1. China Uses Unencrypted Websites to Hijack Browsers in GitHub Attack
2. Ellen Pao’s Statement On Losing The Kleiner Perkins Case: “The Battle Was Worth It”
3. How C-51 undermines privacy (Lisa M. Austin, Benjamin J. Goold, Avner Levin and Andrea Slane)
4. Facebook tracks logged-out users in ‘violation’ of EU law, study says
5. Bell censorship: the status quo can’t endure
One response to “News of the Week Top 5; April 1, 2015”
HTTPS (HTTP using SSL/TLS) relies on the end user’s computer trusting only valid certification authorities (CAs). I won’t go into the technical details here.

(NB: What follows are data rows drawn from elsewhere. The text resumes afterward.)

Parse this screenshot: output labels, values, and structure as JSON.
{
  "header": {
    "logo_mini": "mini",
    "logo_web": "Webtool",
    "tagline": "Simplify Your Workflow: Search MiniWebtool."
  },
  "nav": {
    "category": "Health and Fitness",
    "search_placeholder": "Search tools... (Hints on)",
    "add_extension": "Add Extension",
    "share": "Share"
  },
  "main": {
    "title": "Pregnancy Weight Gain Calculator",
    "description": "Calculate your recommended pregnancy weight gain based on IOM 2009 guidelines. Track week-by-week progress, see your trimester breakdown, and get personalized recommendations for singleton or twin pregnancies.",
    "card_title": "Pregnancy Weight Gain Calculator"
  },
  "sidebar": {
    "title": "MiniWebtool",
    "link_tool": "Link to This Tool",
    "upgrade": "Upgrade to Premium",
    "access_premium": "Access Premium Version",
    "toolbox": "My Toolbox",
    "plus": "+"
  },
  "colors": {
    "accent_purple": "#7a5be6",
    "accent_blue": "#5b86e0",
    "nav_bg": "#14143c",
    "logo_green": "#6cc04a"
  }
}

However, suffice it to say that a computer configured to trust a CA controlled by a malicious player will believe SSL/TLS certificates signed by that CA. That is, if my computer trusts Mallory’s EvilCorp CA, then Mallory can make me believe any old website belongs to, e.g., ScotiaBank, RBC, CBC, etc. — provided that Mallory can intercept the communications between me and, say, the valid and real ScotiaBank website.
So, given (1) a Great Firewall that routes all traffic into and out of the country; and, (2) the ability to configure computers to trust The Great Firewall CA…well, HTTPS doesn’t protected against these MitM attacks very well at all in these circumstances.

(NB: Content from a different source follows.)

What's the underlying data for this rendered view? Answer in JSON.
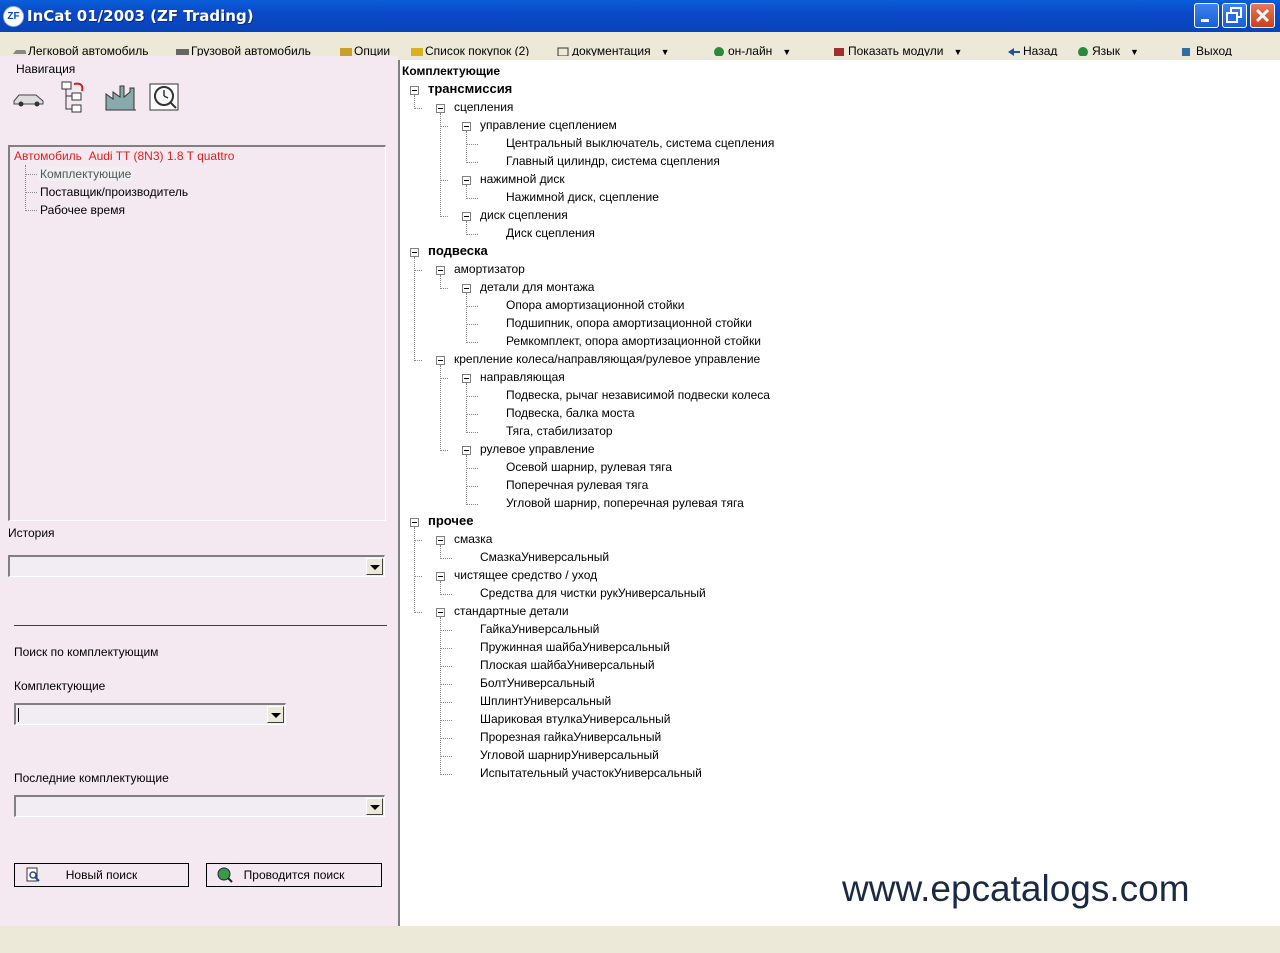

To protect against this sort of attack, you really need to Onion Route (e.g., Tor) to an endpoint beyond the Great Firewall before making the final hop to the legitimate site.